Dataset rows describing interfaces
===

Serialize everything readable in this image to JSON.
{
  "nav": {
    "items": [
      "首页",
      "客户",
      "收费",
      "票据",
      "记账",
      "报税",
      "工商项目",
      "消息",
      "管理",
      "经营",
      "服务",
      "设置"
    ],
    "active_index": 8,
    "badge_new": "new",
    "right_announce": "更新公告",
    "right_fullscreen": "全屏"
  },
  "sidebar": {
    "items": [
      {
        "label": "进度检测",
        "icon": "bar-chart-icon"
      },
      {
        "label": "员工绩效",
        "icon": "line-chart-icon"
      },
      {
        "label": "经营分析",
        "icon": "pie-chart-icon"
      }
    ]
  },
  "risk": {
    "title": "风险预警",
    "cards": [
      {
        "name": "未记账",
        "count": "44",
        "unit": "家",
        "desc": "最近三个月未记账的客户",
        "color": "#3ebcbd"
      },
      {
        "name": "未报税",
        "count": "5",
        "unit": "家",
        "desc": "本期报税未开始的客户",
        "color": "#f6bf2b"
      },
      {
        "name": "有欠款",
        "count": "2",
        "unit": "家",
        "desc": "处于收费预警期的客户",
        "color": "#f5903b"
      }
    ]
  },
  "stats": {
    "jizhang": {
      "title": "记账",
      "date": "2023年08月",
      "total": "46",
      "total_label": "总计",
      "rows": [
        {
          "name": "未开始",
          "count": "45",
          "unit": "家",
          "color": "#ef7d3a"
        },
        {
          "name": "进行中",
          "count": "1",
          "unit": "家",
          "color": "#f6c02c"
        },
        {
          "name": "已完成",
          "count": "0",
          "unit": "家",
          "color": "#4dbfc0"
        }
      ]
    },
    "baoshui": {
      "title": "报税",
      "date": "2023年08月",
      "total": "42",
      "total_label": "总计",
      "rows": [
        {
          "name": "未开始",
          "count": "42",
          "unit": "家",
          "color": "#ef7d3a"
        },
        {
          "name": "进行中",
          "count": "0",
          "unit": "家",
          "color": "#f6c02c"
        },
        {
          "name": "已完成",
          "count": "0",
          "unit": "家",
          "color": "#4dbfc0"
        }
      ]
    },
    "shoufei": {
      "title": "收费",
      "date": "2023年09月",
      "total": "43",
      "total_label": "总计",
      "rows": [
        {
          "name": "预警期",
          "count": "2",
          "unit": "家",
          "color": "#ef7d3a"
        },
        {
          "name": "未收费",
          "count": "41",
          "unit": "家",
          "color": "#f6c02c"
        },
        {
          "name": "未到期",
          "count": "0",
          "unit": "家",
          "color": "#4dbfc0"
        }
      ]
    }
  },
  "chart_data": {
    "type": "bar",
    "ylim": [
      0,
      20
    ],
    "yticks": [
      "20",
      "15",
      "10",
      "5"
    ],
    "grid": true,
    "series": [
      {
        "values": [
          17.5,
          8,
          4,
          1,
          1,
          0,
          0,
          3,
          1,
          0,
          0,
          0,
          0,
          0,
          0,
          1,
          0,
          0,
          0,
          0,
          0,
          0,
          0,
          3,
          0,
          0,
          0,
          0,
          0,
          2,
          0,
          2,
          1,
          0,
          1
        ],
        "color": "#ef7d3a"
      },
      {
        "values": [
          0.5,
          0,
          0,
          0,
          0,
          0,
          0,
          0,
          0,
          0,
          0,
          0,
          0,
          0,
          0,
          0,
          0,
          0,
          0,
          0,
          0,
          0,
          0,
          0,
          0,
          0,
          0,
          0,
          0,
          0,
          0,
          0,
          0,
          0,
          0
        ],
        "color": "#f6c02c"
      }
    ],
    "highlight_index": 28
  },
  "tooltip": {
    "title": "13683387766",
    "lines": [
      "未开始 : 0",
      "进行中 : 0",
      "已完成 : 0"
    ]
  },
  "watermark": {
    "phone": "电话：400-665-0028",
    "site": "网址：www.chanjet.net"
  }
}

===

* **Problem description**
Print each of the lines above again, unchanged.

* **Answer to the problem**
Serialize everything readable in this image to JSON.
{
  "nav": {
    "items": [
      "首页",
      "客户",
      "收费",
      "票据",
      "记账",
      "报税",
      "工商项目",
      "消息",
      "管理",
      "经营",
      "服务",
      "设置"
    ],
    "active_index": 8,
    "badge_new": "new",
    "right_announce": "更新公告",
    "right_fullscreen": "全屏"
  },
  "sidebar": {
    "items": [
      {
        "label": "进度检测",
        "icon": "bar-chart-icon"
      },
      {
        "label": "员工绩效",
        "icon": "line-chart-icon"
      },
      {
        "label": "经营分析",
        "icon": "pie-chart-icon"
      }
    ]
  },
  "risk": {
    "title": "风险预警",
    "cards": [
      {
        "name": "未记账",
        "count": "44",
        "unit": "家",
        "desc": "最近三个月未记账的客户",
        "color": "#3ebcbd"
      },
      {
        "name": "未报税",
        "count": "5",
        "unit": "家",
        "desc": "本期报税未开始的客户",
        "color": "#f6bf2b"
      },
      {
        "name": "有欠款",
        "count": "2",
        "unit": "家",
        "desc": "处于收费预警期的客户",
        "color": "#f5903b"
      }
    ]
  },
  "stats": {
    "jizhang": {
      "title": "记账",
      "date": "2023年08月",
      "total": "46",
      "total_label": "总计",
      "rows": [
        {
          "name": "未开始",
          "count": "45",
          "unit": "家",
          "color": "#ef7d3a"
        },
        {
          "name": "进行中",
          "count": "1",
          "unit": "家",
          "color": "#f6c02c"
        },
        {
          "name": "已完成",
          "count": "0",
          "unit": "家",
          "color": "#4dbfc0"
        }
      ]
    },
    "baoshui": {
      "title": "报税",
      "date": "2023年08月",
      "total": "42",
      "total_label": "总计",
      "rows": [
        {
          "name": "未开始",
          "count": "42",
          "unit": "家",
          "color": "#ef7d3a"
        },
        {
          "name": "进行中",
          "count": "0",
          "unit": "家",
          "color": "#f6c02c"
        },
        {
          "name": "已完成",
          "count": "0",
          "unit": "家",
          "color": "#4dbfc0"
        }
      ]
    },
    "shoufei": {
      "title": "收费",
      "date": "2023年09月",
      "total": "43",
      "total_label": "总计",
      "rows": [
        {
          "name": "预警期",
          "count": "2",
          "unit": "家",
          "color": "#ef7d3a"
        },
        {
          "name": "未收费",
          "count": "41",
          "unit": "家",
          "color": "#f6c02c"
        },
        {
          "name": "未到期",
          "count": "0",
          "unit": "家",
          "color": "#4dbfc0"
        }
      ]
    }
  },
  "chart_data": {
    "type": "bar",
    "ylim": [
      0,
      20
    ],
    "yticks": [
      "20",
      "15",
      "10",
      "5"
    ],
    "grid": true,
    "series": [
      {
        "values": [
          17.5,
          8,
          4,
          1,
          1,
          0,
          0,
          3,
          1,
          0,
          0,
          0,
          0,
          0,
          0,
          1,
          0,
          0,
          0,
          0,
          0,
          0,
          0,
          3,
          0,
          0,
          0,
          0,
          0,
          2,
          0,
          2,
          1,
          0,
          1
        ],
        "color": "#ef7d3a"
      },
      {
        "values": [
          0.5,
          0,
          0,
          0,
          0,
          0,
          0,
          0,
          0,
          0,
          0,
          0,
          0,
          0,
          0,
          0,
          0,
          0,
          0,
          0,
          0,
          0,
          0,
          0,
          0,
          0,
          0,
          0,
          0,
          0,
          0,
          0,
          0,
          0,
          0
        ],
        "color": "#f6c02c"
      }
    ],
    "highlight_index": 28
  },
  "tooltip": {
    "title": "13683387766",
    "lines": [
      "未开始 : 0",
      "进行中 : 0",
      "已完成 : 0"
    ]
  },
  "watermark": {
    "phone": "电话：400-665-0028",
    "site": "网址：www.chanjet.net"
  }
}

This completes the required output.